In the news this week is the story that an antibiotic of last resort for curing otherwise drug-resistant superbug infections has succumbed to a resistant bacterial strain in China. The unfortunate discovery has led to a widespread call by scientists for urgent restrictions on the use of the class of anti-biotics called polymyxins, which includes colistin.

According to Reuters (LINK) “A new gene that makes bacteria highly resistant to a last-resort class of antibiotics has been found in people and pigs in China – including in samples of bacteria with epidemic potential, researchers said on Wednesday.” They go on to note that “China is one of the world’s largest users and producers of colistin for agriculture and veterinary use.”

The lead researcher team that discovered the findings, suggests “the progression from extensive drug resistance to pandrug resistance is inevitable, (And) although currently confined to China, mcr-1 is likely to emulate other resistance genes … and spread worldwide.”

Wired Magazine wrote an ‘autopsy’ of colistin, and notes that colistin has an interesting history:

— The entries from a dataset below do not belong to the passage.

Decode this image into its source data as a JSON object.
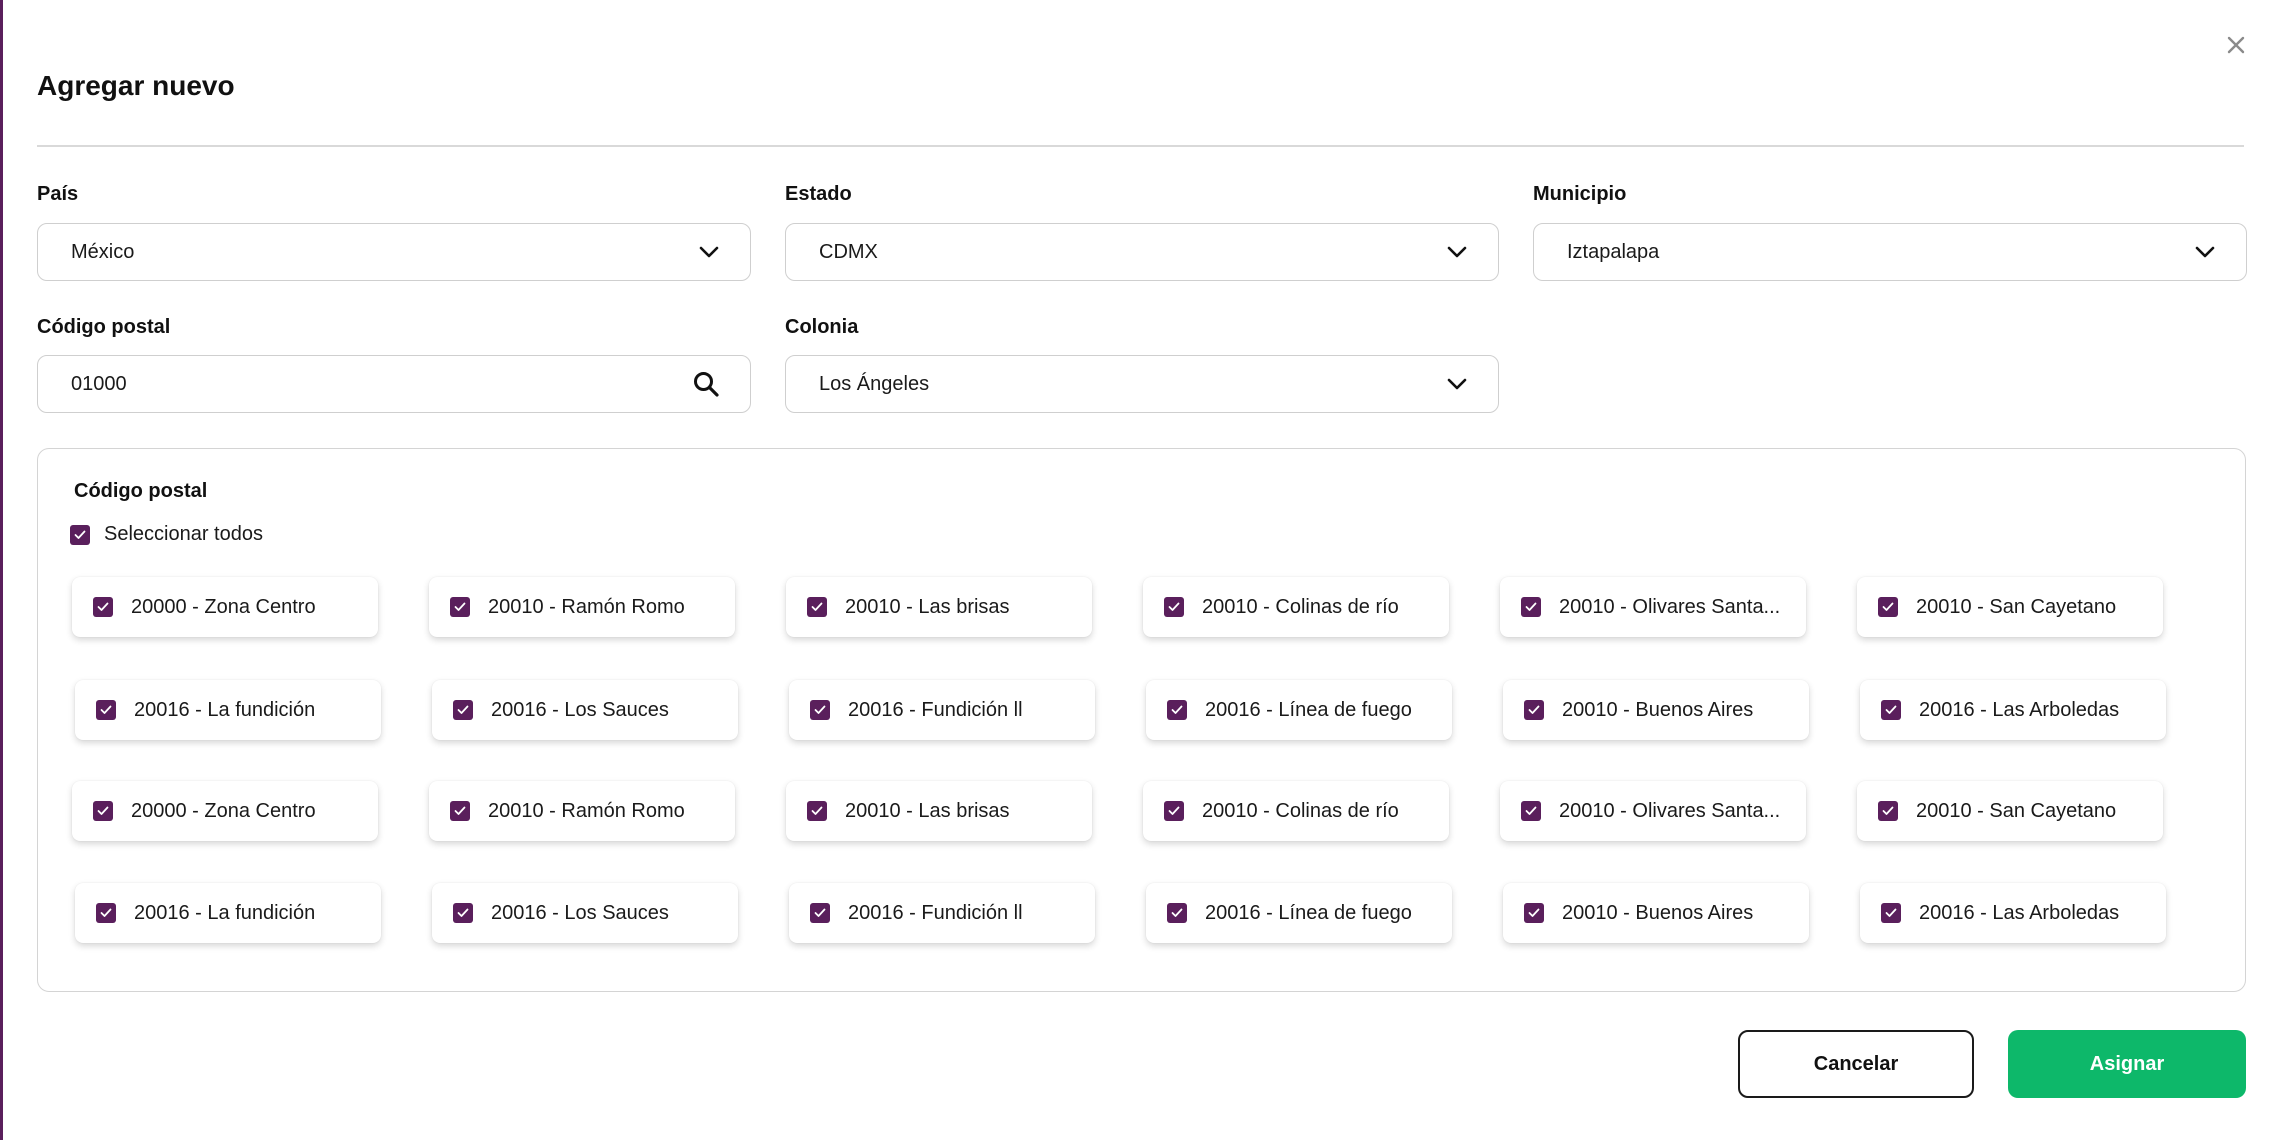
{
  "dialog": {
    "title": "Agregar nuevo",
    "close_icon": "close-icon"
  },
  "fields": {
    "pais": {
      "label": "País",
      "value": "México"
    },
    "estado": {
      "label": "Estado",
      "value": "CDMX"
    },
    "municipio": {
      "label": "Municipio",
      "value": "Iztapalapa"
    },
    "codigo_postal": {
      "label": "Código postal",
      "value": "01000"
    },
    "colonia": {
      "label": "Colonia",
      "value": "Los Ángeles"
    }
  },
  "postal_panel": {
    "title": "Código postal",
    "select_all_label": "Seleccionar todos",
    "select_all_checked": true,
    "rows": [
      [
        "20000 - Zona Centro",
        "20010 - Ramón Romo",
        "20010 - Las brisas",
        "20010 - Colinas de río",
        "20010 - Olivares Santa...",
        "20010 - San Cayetano"
      ],
      [
        "20016 - La fundición",
        "20016 - Los Sauces",
        "20016 - Fundición ll",
        "20016 - Línea de fuego",
        "20010 - Buenos Aires",
        "20016 - Las Arboledas"
      ],
      [
        "20000 - Zona Centro",
        "20010 - Ramón Romo",
        "20010 - Las brisas",
        "20010 - Colinas de río",
        "20010 - Olivares Santa...",
        "20010 - San Cayetano"
      ],
      [
        "20016 - La fundición",
        "20016 - Los Sauces",
        "20016 - Fundición ll",
        "20016 - Línea de fuego",
        "20010 - Buenos Aires",
        "20016 - Las Arboledas"
      ]
    ]
  },
  "actions": {
    "cancel_label": "Cancelar",
    "assign_label": "Asignar"
  },
  "colors": {
    "accent": "#5a1f5c",
    "primary_button": "#0db86a"
  }
}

Colistin’s rise to prominence was an improbable one. Born in 1959 to a flask of fermenting bacteria and a Japanese scientist, it nearly disappeared in the 1970s, when doctors deemed colistin too toxic. The antibiotic was a talented killer of bacteria, but also wreaked havoc on kidney cells, and in 1969, an overdose of colistin killed an otherwise healthy boy. The medical community shunned colistin for safer antibiotics. “It’s not an easy drug at all,” says Yohei Doi, an infectious disease expert at the University of Pittsburgh.

But in the early 2000s, as doctors became ever more desperate for weapons against increasingly tough bacteria, they turned to colistin again. Colistin was eager for a shot at redemption, especially given that it had a chance to one-up carbapenems, a class of newer antibiotics against which more and more bacteria were becoming resistant. When doctors encountered carbapenem-resistant infections, they had no choice but to summon colistin for one last mission. Colistin still caused kidney damage, but hey, that’s better than dying.

This whole time, though–unbeknownst to most medical workers in the West—colistin was leading a double life in China. That’s what led to its ultimate downfall.

Because colistin was so toxic, China never approved it for use in humans. So who used it? Pig farmers. Feeding pigs low doses of antibiotics fattens them—a practice common throughout the world, though usually with different antibiotics. China, the world’s largest pig producer, was the biggest consumer of the 12,000 tons of colistin used in framing each year.

Here is the link to the wired story: